We have many exotic plants growing at RHS Garden Wisley, especially along the Mediterranean Walk and south side of Battleston Hill - including bananas, palms, cordyline, succulents and cacti. It's a big task making sure they are protected and ready for winter.
Straw and bananas
The biggest task is protecting the bananas. Japanese banana, Musa basjoo, has roots that are relatively hardy, but the stems are tender and we want to keep as much stem as possible for bigger plants next year.
We cut the leaves off, then wrap each stem in a layer of horticultural fleece before placing cages around them and stuffing firmly with straw. Some of the structures reach over 3m (10ft) tall! In total we use about 30 bales of straw; luckily I have an army of volunteers and students to help me, to whom I'm very grateful.

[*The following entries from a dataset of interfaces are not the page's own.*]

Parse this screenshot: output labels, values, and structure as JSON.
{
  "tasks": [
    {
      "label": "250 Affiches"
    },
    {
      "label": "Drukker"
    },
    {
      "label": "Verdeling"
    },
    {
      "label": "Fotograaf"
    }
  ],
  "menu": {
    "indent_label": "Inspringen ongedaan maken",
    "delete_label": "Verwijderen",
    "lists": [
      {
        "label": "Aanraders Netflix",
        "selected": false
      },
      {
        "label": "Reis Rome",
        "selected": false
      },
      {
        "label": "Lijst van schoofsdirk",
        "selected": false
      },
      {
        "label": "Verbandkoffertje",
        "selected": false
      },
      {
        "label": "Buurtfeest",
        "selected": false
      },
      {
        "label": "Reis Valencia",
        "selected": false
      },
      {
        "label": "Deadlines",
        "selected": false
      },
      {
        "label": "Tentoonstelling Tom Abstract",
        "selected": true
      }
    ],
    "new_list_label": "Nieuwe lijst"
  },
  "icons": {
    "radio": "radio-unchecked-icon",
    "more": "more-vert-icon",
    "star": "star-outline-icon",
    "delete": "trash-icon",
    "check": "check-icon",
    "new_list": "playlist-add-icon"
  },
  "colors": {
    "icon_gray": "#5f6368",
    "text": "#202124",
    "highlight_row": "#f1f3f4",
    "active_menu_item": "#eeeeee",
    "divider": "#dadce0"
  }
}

Straw is a great insulator and can be used to protect a variety of plants. We place it into the centre of palms such as Chamaerops humilis AGM, Jubaea chilensis and Brahea armata before wrapping a few layers of fleece or hessian around the whole plant. Although many of these palms would survive a British winter unprotected, the Mediterranean terraces are exposed to bitterly cold prevailing winds so we take precautions.

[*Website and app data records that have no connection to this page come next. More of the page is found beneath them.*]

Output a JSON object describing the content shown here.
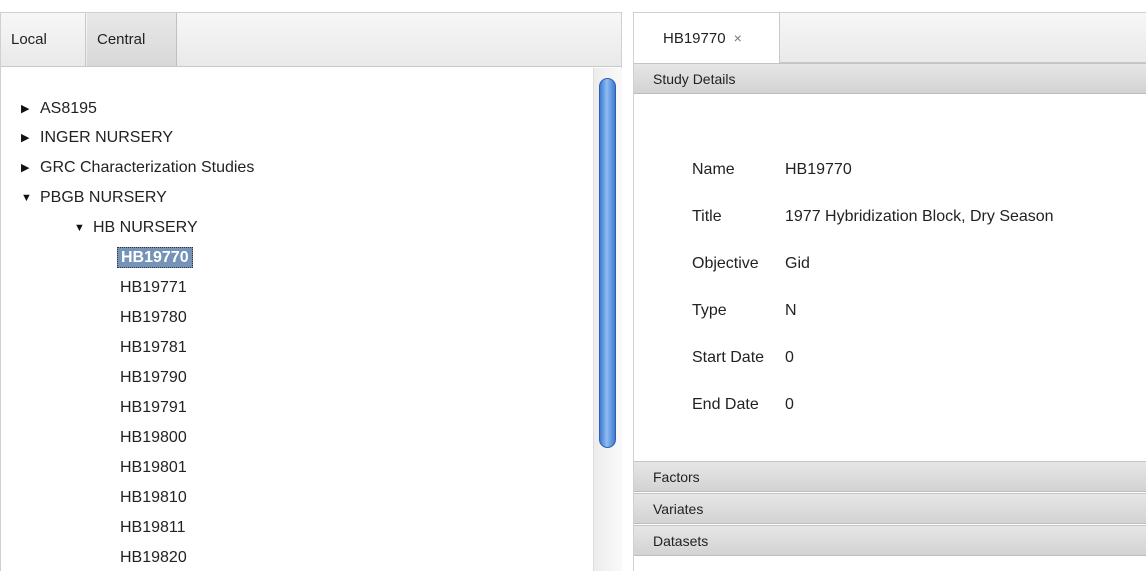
{
  "left": {
    "tabs": [
      {
        "label": "Local"
      },
      {
        "label": "Central"
      }
    ],
    "tree": [
      {
        "label": "AS8195",
        "expanded": false
      },
      {
        "label": "INGER NURSERY",
        "expanded": false
      },
      {
        "label": "GRC Characterization Studies",
        "expanded": false
      },
      {
        "label": "PBGB NURSERY",
        "expanded": true
      },
      {
        "label": "HB NURSERY",
        "expanded": true
      },
      {
        "label": "HB19770",
        "selected": true
      },
      {
        "label": "HB19771"
      },
      {
        "label": "HB19780"
      },
      {
        "label": "HB19781"
      },
      {
        "label": "HB19790"
      },
      {
        "label": "HB19791"
      },
      {
        "label": "HB19800"
      },
      {
        "label": "HB19801"
      },
      {
        "label": "HB19810"
      },
      {
        "label": "HB19811"
      },
      {
        "label": "HB19820"
      }
    ],
    "icons": {
      "collapsed": "triangle-right-icon",
      "expanded": "triangle-down-icon"
    }
  },
  "right": {
    "tab": {
      "label": "HB19770",
      "close_glyph": "×"
    },
    "sections": {
      "study_details": "Study Details",
      "factors": "Factors",
      "variates": "Variates",
      "datasets": "Datasets"
    },
    "details": [
      {
        "key": "Name",
        "value": "HB19770"
      },
      {
        "key": "Title",
        "value": "1977 Hybridization Block, Dry Season"
      },
      {
        "key": "Objective",
        "value": "Gid"
      },
      {
        "key": "Type",
        "value": "N"
      },
      {
        "key": "Start Date",
        "value": "0"
      },
      {
        "key": "End Date",
        "value": "0"
      }
    ]
  },
  "colors": {
    "selection": "#7593b8",
    "scroll_thumb": "#3e7ad6"
  }
}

We also press a few handfuls of straw into the crowns of our tree ferns (Dicksonia antarctica AGM), which is enough to protect them due to their more sheltered position. Colourful cordyline cultivars such as 'Torbay Red' tend to be less hardy than the species, so we tie up the leaves and wrap the whole plant in several layers of fleece.
Waterproof and windproof

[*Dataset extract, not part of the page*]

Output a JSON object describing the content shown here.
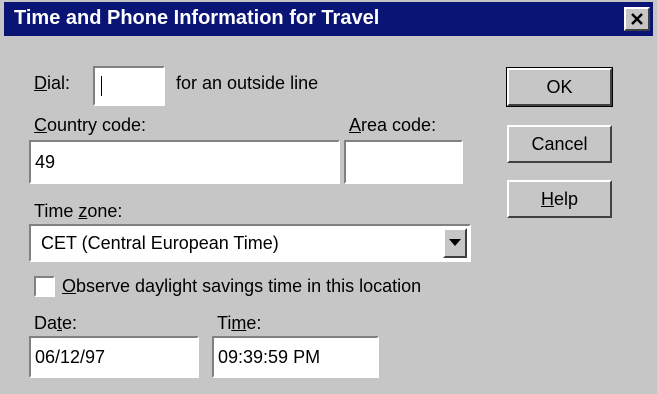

A new project for this year is a steel framework that has been created to support a plastic cover over the succulent and cacti terraces, which contain plants such as Opuntia, Agave and Aloe. These plants are some of the hardiest of their kind, but they don't appreciate the combination of cold and wet weather so we give them a waterproof and windproof covering.
It's taken some experimenting, but so far so good – the polytunnels are taking shape. This year we are using a thicker grade of polythene, which we are hoping will weather the storms – and survive the spines of the plants – better than last year.
Hopefully this has inspired you to try something new in your garden. It's amazing how a little fleece and straw can open up new planting possibilities, plants you wouldn't normally think of growing outdoors in the UK.
RHS Advice: Wrapping tender plants to overwinter
Find out more about protecting bananas over winter